In advance of Kim Jong Il’s birthday on February 16, one of North Korea’s biggest national holidays, the authorities forced residents to contribute money to the state. The financial burden of this and other de facto taxes North Koreans are required to pay is creating some level of discontent in the country.
“The approaching Day of the Shining Star (Kim Jong Il’s birthday) has led to an order by the government toward factories and enterprises in Chongjin and even farms in Onsong County to contribute foreign currency,” said a North Hamgyong Province-based source on February 15. “The authorities are ordering these entities to pay 10,000 KPW per person (employee) to the state.”
North Korean efforts to raise foreign currency began in the 1972 when Kim Jong Il ordered that institutions and citizens contribute items that could be sold for foreign currency to the state in celebration of Kim Il Sung’s birthday. The government originally requested gold, pine mushrooms, and animal pelts but now demands foreign currency outright.
In North Korea, 10,000 KPW is equivalent in value to approximately two kilograms of rice in the markets, or 1.22 USD. This is not a lot of money, and many residents have become more financially well-off through their earnings in private business activities and have not complained about this form of “tax” to any great extent.
The issue with the state’s demand, however, centers on those North Koreans who are in more difficult financial situations, and it is those in the poorer classes that are raising issues with the financial burden it imposes on them.
“To some workers in enterprises who don’t conduct private business activities, 10,000 KPW is a lot of money,” said a source in Ryanggang Province. “The authorities don’t even give them proper wages, so it’s cruel of the state to be asking them for money.”

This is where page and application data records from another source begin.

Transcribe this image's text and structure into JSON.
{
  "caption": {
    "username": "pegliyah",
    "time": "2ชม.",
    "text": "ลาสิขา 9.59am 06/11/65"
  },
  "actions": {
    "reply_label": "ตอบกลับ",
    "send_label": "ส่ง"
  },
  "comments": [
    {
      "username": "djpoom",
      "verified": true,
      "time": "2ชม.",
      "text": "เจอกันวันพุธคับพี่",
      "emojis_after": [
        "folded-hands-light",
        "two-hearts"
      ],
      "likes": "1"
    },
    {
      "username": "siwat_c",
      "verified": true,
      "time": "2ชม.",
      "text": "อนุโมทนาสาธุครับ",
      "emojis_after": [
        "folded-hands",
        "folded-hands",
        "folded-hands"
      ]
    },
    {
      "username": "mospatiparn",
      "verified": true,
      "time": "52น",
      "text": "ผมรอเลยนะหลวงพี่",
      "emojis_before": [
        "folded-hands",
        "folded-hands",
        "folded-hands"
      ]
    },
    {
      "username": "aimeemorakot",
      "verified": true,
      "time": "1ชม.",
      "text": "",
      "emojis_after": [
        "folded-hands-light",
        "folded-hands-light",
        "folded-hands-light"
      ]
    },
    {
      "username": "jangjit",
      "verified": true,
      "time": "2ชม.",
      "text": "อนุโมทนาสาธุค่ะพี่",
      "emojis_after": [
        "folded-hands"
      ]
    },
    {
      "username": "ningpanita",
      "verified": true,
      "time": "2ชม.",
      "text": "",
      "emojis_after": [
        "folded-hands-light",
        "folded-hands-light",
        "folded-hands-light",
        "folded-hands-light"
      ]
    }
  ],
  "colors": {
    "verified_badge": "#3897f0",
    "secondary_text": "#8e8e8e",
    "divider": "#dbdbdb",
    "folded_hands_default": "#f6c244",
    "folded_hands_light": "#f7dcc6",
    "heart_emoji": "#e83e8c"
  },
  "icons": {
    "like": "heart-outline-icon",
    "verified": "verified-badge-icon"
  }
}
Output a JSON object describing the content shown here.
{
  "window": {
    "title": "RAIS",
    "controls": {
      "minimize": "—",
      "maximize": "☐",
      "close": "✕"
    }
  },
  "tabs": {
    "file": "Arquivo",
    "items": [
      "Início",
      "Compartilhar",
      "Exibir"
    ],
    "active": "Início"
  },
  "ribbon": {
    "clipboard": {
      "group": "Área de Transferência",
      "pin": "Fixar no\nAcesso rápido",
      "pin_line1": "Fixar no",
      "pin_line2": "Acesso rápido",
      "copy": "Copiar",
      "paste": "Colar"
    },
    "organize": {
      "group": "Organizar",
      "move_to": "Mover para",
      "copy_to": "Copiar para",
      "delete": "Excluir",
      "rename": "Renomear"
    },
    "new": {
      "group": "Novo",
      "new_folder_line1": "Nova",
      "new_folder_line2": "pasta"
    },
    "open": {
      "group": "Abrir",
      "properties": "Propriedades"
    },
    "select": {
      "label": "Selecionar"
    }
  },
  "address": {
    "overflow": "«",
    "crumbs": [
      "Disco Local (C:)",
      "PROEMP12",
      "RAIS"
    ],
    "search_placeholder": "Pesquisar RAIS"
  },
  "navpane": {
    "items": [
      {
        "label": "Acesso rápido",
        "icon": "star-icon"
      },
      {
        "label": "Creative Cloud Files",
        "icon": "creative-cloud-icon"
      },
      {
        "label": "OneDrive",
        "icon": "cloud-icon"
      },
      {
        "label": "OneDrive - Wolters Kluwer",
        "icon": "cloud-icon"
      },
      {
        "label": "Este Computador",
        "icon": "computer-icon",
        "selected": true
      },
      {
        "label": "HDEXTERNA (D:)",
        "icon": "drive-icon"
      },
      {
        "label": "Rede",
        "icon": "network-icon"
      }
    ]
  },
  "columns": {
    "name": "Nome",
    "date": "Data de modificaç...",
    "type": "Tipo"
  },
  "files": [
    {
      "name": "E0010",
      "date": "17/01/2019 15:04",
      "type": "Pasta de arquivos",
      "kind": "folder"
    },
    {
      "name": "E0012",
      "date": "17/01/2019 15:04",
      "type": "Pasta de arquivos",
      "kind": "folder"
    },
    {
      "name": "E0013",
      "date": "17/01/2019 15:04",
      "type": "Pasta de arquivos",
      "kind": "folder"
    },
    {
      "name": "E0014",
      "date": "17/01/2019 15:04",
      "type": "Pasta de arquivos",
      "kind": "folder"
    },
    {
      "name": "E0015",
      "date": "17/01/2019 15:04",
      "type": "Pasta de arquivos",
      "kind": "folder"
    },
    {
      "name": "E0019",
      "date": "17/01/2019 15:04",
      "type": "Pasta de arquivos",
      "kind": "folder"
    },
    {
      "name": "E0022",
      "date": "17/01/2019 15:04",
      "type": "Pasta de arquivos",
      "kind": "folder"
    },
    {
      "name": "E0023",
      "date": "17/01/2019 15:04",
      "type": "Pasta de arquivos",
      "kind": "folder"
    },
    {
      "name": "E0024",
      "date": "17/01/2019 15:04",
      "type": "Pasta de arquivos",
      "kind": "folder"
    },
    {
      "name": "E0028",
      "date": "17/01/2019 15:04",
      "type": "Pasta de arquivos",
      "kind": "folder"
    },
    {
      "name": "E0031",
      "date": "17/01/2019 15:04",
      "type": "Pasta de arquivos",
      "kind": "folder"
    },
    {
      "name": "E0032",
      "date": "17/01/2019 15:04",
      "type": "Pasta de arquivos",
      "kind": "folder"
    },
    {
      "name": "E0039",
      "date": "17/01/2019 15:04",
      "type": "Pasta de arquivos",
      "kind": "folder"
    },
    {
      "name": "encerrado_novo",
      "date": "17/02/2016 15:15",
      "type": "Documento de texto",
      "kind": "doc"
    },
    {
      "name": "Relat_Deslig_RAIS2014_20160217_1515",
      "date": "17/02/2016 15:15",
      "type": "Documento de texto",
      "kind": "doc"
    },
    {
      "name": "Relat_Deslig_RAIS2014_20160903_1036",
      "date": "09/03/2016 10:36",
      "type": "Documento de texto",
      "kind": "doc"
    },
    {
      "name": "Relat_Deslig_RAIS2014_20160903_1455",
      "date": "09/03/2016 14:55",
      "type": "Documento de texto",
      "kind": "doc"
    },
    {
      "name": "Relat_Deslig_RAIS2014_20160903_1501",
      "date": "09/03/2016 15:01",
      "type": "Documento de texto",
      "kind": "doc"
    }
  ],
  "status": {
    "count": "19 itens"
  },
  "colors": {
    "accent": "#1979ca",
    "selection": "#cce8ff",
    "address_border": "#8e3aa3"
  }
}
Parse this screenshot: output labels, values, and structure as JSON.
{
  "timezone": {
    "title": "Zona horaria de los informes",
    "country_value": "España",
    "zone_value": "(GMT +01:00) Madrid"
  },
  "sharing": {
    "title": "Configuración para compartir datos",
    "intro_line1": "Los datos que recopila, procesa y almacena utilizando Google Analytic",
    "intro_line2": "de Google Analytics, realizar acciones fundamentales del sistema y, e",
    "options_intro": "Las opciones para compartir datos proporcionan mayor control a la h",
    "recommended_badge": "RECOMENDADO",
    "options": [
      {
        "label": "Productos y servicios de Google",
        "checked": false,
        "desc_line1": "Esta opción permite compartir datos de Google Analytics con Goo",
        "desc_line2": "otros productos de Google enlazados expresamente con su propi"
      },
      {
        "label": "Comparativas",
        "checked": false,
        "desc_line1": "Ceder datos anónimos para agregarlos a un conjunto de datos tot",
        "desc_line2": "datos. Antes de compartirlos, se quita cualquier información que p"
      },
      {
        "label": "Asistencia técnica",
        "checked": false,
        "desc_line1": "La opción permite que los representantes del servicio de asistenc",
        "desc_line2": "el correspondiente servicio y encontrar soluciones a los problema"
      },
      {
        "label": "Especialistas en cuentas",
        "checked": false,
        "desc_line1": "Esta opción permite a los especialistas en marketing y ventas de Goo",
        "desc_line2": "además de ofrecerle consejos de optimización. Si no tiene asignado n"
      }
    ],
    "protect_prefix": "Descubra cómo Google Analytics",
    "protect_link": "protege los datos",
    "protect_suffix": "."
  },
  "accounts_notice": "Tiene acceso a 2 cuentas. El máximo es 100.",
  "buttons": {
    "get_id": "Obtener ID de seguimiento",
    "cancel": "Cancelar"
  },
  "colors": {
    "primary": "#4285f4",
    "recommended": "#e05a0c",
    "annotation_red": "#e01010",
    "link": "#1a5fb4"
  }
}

What’s more infuriating for local residents is that the government, through Party committees in the factories, is demanding that money for the loyalty funds be automatically deducted from workers’ monthly wages without their express permission.
“The factories just decided on their own to take out the funds from workers’ salaries because they didn’t know when or if the workers would be able to save it up themselves. But these workers are so poor that they don’t even have the money to bring their own lunchboxes. The workers don’t complain openly about the situation but I heard that many are really fuming because of it,” an additional source in Ryanggang Province reported.
“The authorities are taking money from people to pay for all sorts of construction projects and to prepare election sites (for the upcoming Supreme People’s Assembly elections),” he said.
“The government crackdown on what people are allowed to say in advance of the upcoming [politically sensitive] events and elections means that people are not openly talking about what they’re going through.”
The North Korean authorities are actively leaning on ordinary North Koreans to supply funds needed for construction projects in Samjiyon County, the Wonsan-Kalma Coastal Tourist Area and other major projects.
North Koreans are showing less interest in [the spirit of] Kim Jong Il due to an increase in discontent toward the state and its practices during celebrations for the deceased leader. The government has moved to mobilize its citizens to take part in a range of events to help celebrate Kim Jong Il’s birthday, but the genuine fervor of previous years has largely abated.
The North Korean authorities also mobilized people to form “loyalty singing groups” within each work unit, but the general response to this has largely been negative, according to a source in South Hamgyong Province.
“People were asking when they’re able to rest when they have to work all day and then sing at night,” she said.